The mussels are just standard issue mollusks straight out of the shell, nothing special really. The crispy pork belly, on the other hand, was deliciously decent even on its lonesome. Sure, the rind could’ve been a lot crispier, but the juiciness of the superbly seasoned meat and the tantalizingly well cooked lard made the pork belly stand out.

However, the thing that manages to seamlessly fuse the two elements together isn’t black magic. It’s a sweet & sour black tamari sauce, as I have been reliably informed by alittle tashi themselves. That sourness works well to cut through the admittedly negligible brininess from the mussels, as well as the fatty richness of the pork belly. Seafood excels when paired with sweetness, and the mussels really shone with that hint of sweetness, and so did the pork belly.

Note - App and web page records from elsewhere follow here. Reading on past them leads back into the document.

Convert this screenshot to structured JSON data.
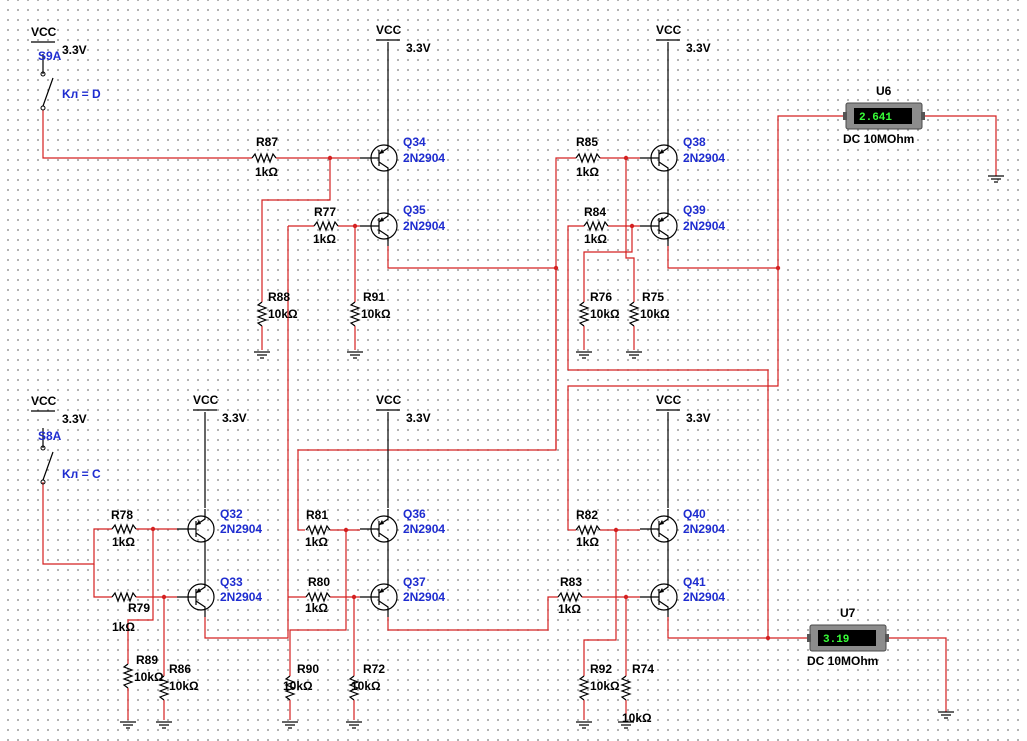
{
  "supplies": {
    "vcc_label": "VCC",
    "voltage": "3.3V"
  },
  "switches": [
    {
      "ref": "S9A",
      "key": "Kл = D"
    },
    {
      "ref": "S8A",
      "key": "Kл = C"
    }
  ],
  "transistors": {
    "part": "2N2904",
    "refs": [
      "Q34",
      "Q35",
      "Q38",
      "Q39",
      "Q32",
      "Q33",
      "Q36",
      "Q37",
      "Q40",
      "Q41"
    ]
  },
  "resistors": [
    {
      "ref": "R87",
      "value": "1kΩ"
    },
    {
      "ref": "R77",
      "value": "1kΩ"
    },
    {
      "ref": "R88",
      "value": "10kΩ"
    },
    {
      "ref": "R91",
      "value": "10kΩ"
    },
    {
      "ref": "R85",
      "value": "1kΩ"
    },
    {
      "ref": "R84",
      "value": "1kΩ"
    },
    {
      "ref": "R76",
      "value": "10kΩ"
    },
    {
      "ref": "R75",
      "value": "10kΩ"
    },
    {
      "ref": "R78",
      "value": "1kΩ"
    },
    {
      "ref": "R79",
      "value": "1kΩ"
    },
    {
      "ref": "R89",
      "value": "10kΩ"
    },
    {
      "ref": "R86",
      "value": "10kΩ"
    },
    {
      "ref": "R81",
      "value": "1kΩ"
    },
    {
      "ref": "R80",
      "value": "1kΩ"
    },
    {
      "ref": "R90",
      "value": "10kΩ"
    },
    {
      "ref": "R72",
      "value": "10kΩ"
    },
    {
      "ref": "R82",
      "value": "1kΩ"
    },
    {
      "ref": "R83",
      "value": "1kΩ"
    },
    {
      "ref": "R92",
      "value": "10kΩ"
    },
    {
      "ref": "R74",
      "value": "10kΩ"
    }
  ],
  "meters": [
    {
      "ref": "U6",
      "reading": "2.641",
      "mode": "DC  10MOhm"
    },
    {
      "ref": "U7",
      "reading": "3.19",
      "mode": "DC  10MOhm"
    }
  ],
  "colors": {
    "wire": "#d42020",
    "label": "#1e2cd0",
    "meter_display": "#38ff38"
  }
}
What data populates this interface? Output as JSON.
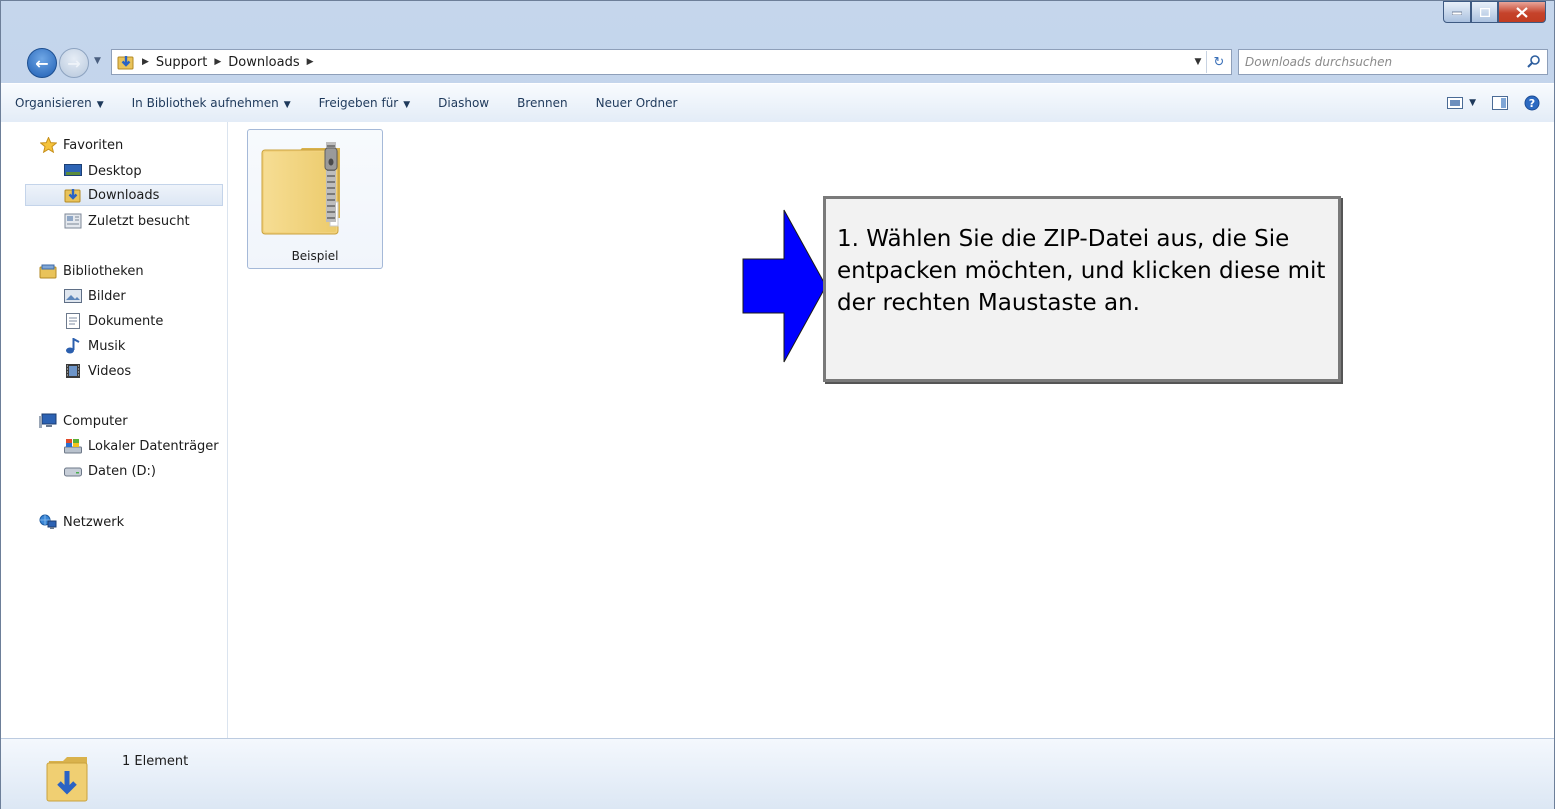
{
  "address": {
    "crumbs": [
      "Support",
      "Downloads"
    ],
    "search_placeholder": "Downloads durchsuchen"
  },
  "toolbar": {
    "organize": "Organisieren",
    "include_library": "In Bibliothek aufnehmen",
    "share": "Freigeben für",
    "slideshow": "Diashow",
    "burn": "Brennen",
    "new_folder": "Neuer Ordner"
  },
  "sidebar": {
    "favorites": "Favoriten",
    "desktop": "Desktop",
    "downloads": "Downloads",
    "recent": "Zuletzt besucht",
    "libraries": "Bibliotheken",
    "pictures": "Bilder",
    "documents": "Dokumente",
    "music": "Musik",
    "videos": "Videos",
    "computer": "Computer",
    "local_disk": "Lokaler Datenträger",
    "data_drive": "Daten (D:)",
    "network": "Netzwerk"
  },
  "files": [
    {
      "name": "Beispiel",
      "icon": "zip-folder-icon",
      "selected": true
    }
  ],
  "status": {
    "count": "1 Element"
  },
  "callout": {
    "text": "1. Wählen Sie die ZIP-Datei aus, die Sie entpacken möchten, und klicken diese mit der rechten Maustaste an."
  },
  "colors": {
    "arrow": "#0000ff",
    "accent": "#1e395b"
  }
}
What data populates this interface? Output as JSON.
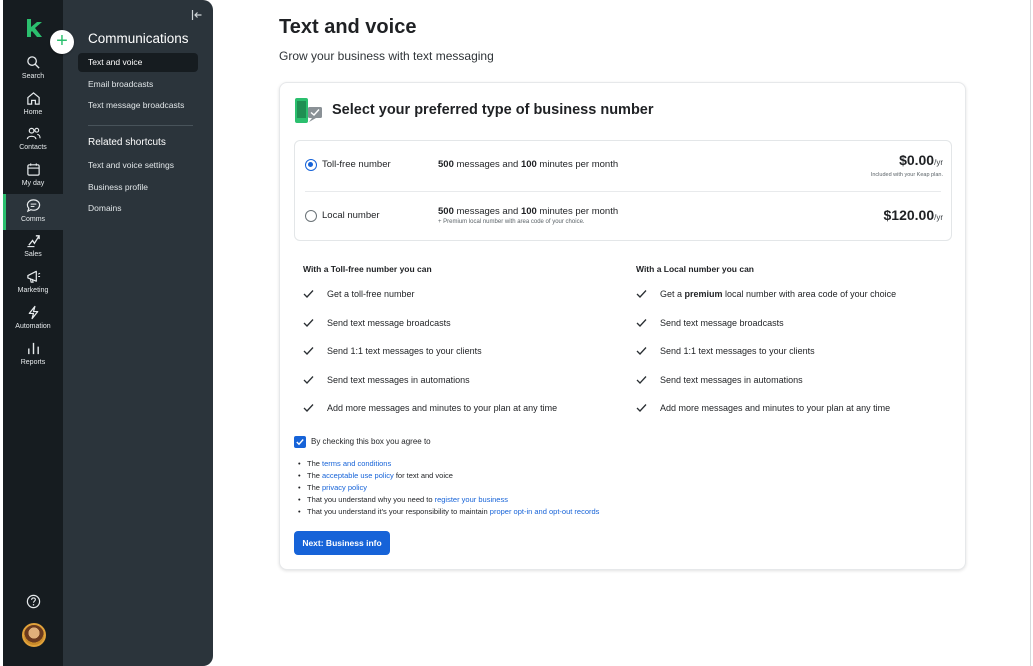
{
  "rail": {
    "items": [
      {
        "label": "Search",
        "icon": "search-icon"
      },
      {
        "label": "Home",
        "icon": "home-icon"
      },
      {
        "label": "Contacts",
        "icon": "contacts-icon"
      },
      {
        "label": "My day",
        "icon": "calendar-icon"
      },
      {
        "label": "Comms",
        "icon": "chat-icon",
        "active": true
      },
      {
        "label": "Sales",
        "icon": "sales-icon"
      },
      {
        "label": "Marketing",
        "icon": "megaphone-icon"
      },
      {
        "label": "Automation",
        "icon": "lightning-icon"
      },
      {
        "label": "Reports",
        "icon": "bar-chart-icon"
      }
    ],
    "help_icon": "help-icon",
    "avatar_icon": "user-avatar"
  },
  "subnav": {
    "title": "Communications",
    "links": [
      "Text and voice",
      "Email broadcasts",
      "Text message broadcasts"
    ],
    "active_link": "Text and voice",
    "section_title": "Related shortcuts",
    "shortcuts": [
      "Text and voice settings",
      "Business profile",
      "Domains"
    ],
    "add_button": "+"
  },
  "page": {
    "title": "Text and voice",
    "subtitle": "Grow your business with text messaging"
  },
  "card": {
    "heading": "Select your preferred type of business number",
    "options": [
      {
        "name": "Toll-free number",
        "messages": "500",
        "messages_text": " messages and ",
        "minutes": "100",
        "minutes_text": " minutes per month",
        "note": "",
        "price": "$0.00",
        "per": "/yr",
        "price_note": "Included with your Keap plan.",
        "selected": true
      },
      {
        "name": "Local number",
        "messages": "500",
        "messages_text": " messages and ",
        "minutes": "100",
        "minutes_text": " minutes per month",
        "note": "+ Premium local number with area code of your choice.",
        "price": "$120.00",
        "per": "/yr",
        "price_note": "",
        "selected": false
      }
    ],
    "tollfree_benefits": {
      "title": "With a Toll-free number you can",
      "items": [
        "Get a toll-free number",
        "Send text message broadcasts",
        "Send 1:1 text messages to your clients",
        "Send text messages in automations",
        "Add more messages and minutes to your plan at any time"
      ]
    },
    "local_benefits": {
      "title": "With a Local number you can",
      "first_prefix": "Get a ",
      "first_bold": "premium",
      "first_suffix": " local number with area code of your choice",
      "items": [
        "Send text message broadcasts",
        "Send 1:1 text messages to your clients",
        "Send text messages in automations",
        "Add more messages and minutes to your plan at any time"
      ]
    },
    "agree": {
      "label": "By checking this box you agree to",
      "checked": true
    },
    "terms": {
      "the": "The ",
      "terms_link": "terms and conditions",
      "aup_link": "acceptable use policy",
      "aup_suffix": " for text and voice",
      "privacy_link": "privacy policy",
      "register_prefix": "That you understand why you need to ",
      "register_link": "register your business",
      "optin_prefix": "That you understand it's your responsibility to maintain ",
      "optin_link": "proper opt-in and opt-out records"
    },
    "next_button": "Next: Business info"
  },
  "colors": {
    "brand_green": "#2bbf6e",
    "primary_blue": "#1663d8",
    "rail_bg": "#161c20",
    "subnav_bg": "#2b343b"
  }
}
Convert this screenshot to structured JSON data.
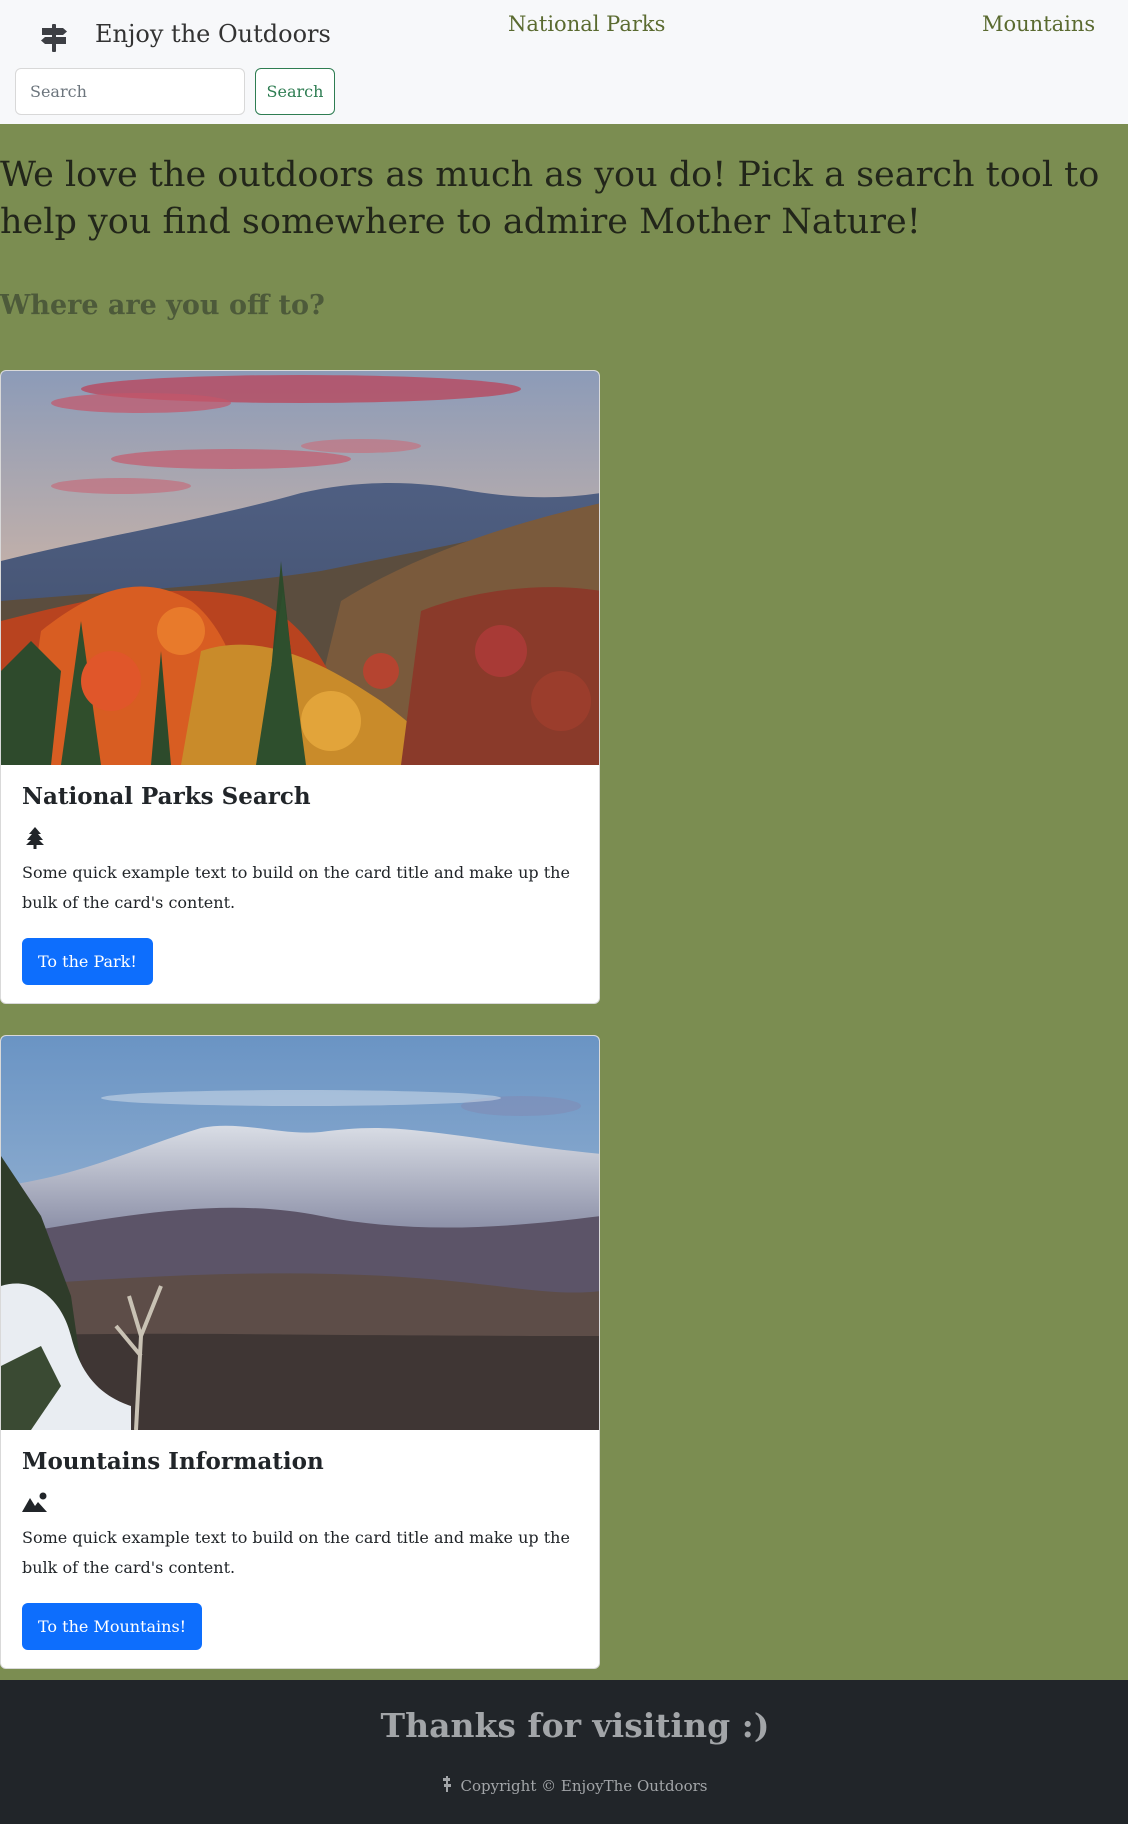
{
  "navbar": {
    "brand_icon": "signpost-icon",
    "brand_text": "Enjoy the Outdoors",
    "links": [
      {
        "label": "National Parks"
      },
      {
        "label": "Mountains"
      }
    ],
    "search": {
      "placeholder": "Search",
      "value": "",
      "button_label": "Search"
    }
  },
  "hero": {
    "lead": "We love the outdoors as much as you do! Pick a search tool to help you find somewhere to admire Mother Nature!",
    "subhead": "Where are you off to?"
  },
  "cards": [
    {
      "image": "autumn-mountain-forest-photo",
      "title": "National Parks Search",
      "icon": "tree-icon",
      "text": "Some quick example text to build on the card title and make up the bulk of the card's content.",
      "button_label": "To the Park!"
    },
    {
      "image": "snowy-mountain-range-photo",
      "title": "Mountains Information",
      "icon": "mountain-sun-icon",
      "text": "Some quick example text to build on the card title and make up the bulk of the card's content.",
      "button_label": "To the Mountains!"
    }
  ],
  "footer": {
    "title": "Thanks for visiting :)",
    "icon": "signpost-icon",
    "copyright": "Copyright © EnjoyThe Outdoors"
  },
  "colors": {
    "page_background": "#7b8d51",
    "navbar_background": "#f7f8fa",
    "nav_link": "#5a6a30",
    "primary_button": "#0d6efd",
    "search_button": "#2e7d52",
    "footer_background": "#212529"
  }
}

It’s a daring dish, and it’s true, who dares wins. This dish was one of the two outstanding dishes that night, but I still can’t help but think that at $30++ for a plate, this was overpriced. Fortunately, with #BurppleBeyond, we did get another dish free with this baby, so it made that $30 oh so absolutely worth it.


If you get that blatant song reference, congratulations, you old af. What’s not old, however, is alittle tashi’s unique take on Asian fusion tapas, which is distinctly new age.

Their charred miso Brussels sprouts ($12++, foreground plate) is a rendition of an almost universally reviled vegetable that manages to make it somewhat tolerable. When alittle tashi typed ‘charred’ into their menu, they really meant it. The sprouts are well and truly charred, masking the repulsive flavor that Brussels sprouts are infamous for and giving it some pleasantly charred flavors. It’s served with a dab of creme fraiche, which uplifts the texture of the sprouts and gives it a luscious creaminess, along with a hint of sourness.

We eagerly ordered crispy chicken skin with garlic salt ($8++, background bowl) but we weren’t expecting it to look like those dried cuttlefish snacks we all know and love. A surprise, to be sure, but a welcome one as these chicken skins were astonishingly light unlike all other fried chicken skins out there. While the garlic salt seasoning was uneven and spotty in places, alittle tashi’s chicken skins were eminently enjoyable due to its low oil content and its lighter than air properties. It’s a picture perfect pairing with a good beer, and its an absolute shame that alittle tashi doesn’t have any beers on tap.

But wait, there’s more! These bar snacks were just the prelude to a stunningly sumptuous meal.

Very salty... Not sure if it suppose to eat it with rice?

Intriguing in its name and combination, this dish fell short in terms of taste.
We were expecting some popping flavours from the escargots and bone marrow which turned out rather flat. Even the fried rice could do with some salt on top of just the pungent garlic taste.
The melted mozzarella with furikake was a bar bite pleaser though. Gotta have it hot while stretching the cheese to mix in the furikake and this would be 1 good snack with an iced cold beer.
From the decor to its range of bar bites and bigger bites, we felt that this would probably be more of a place to chill over some drinks.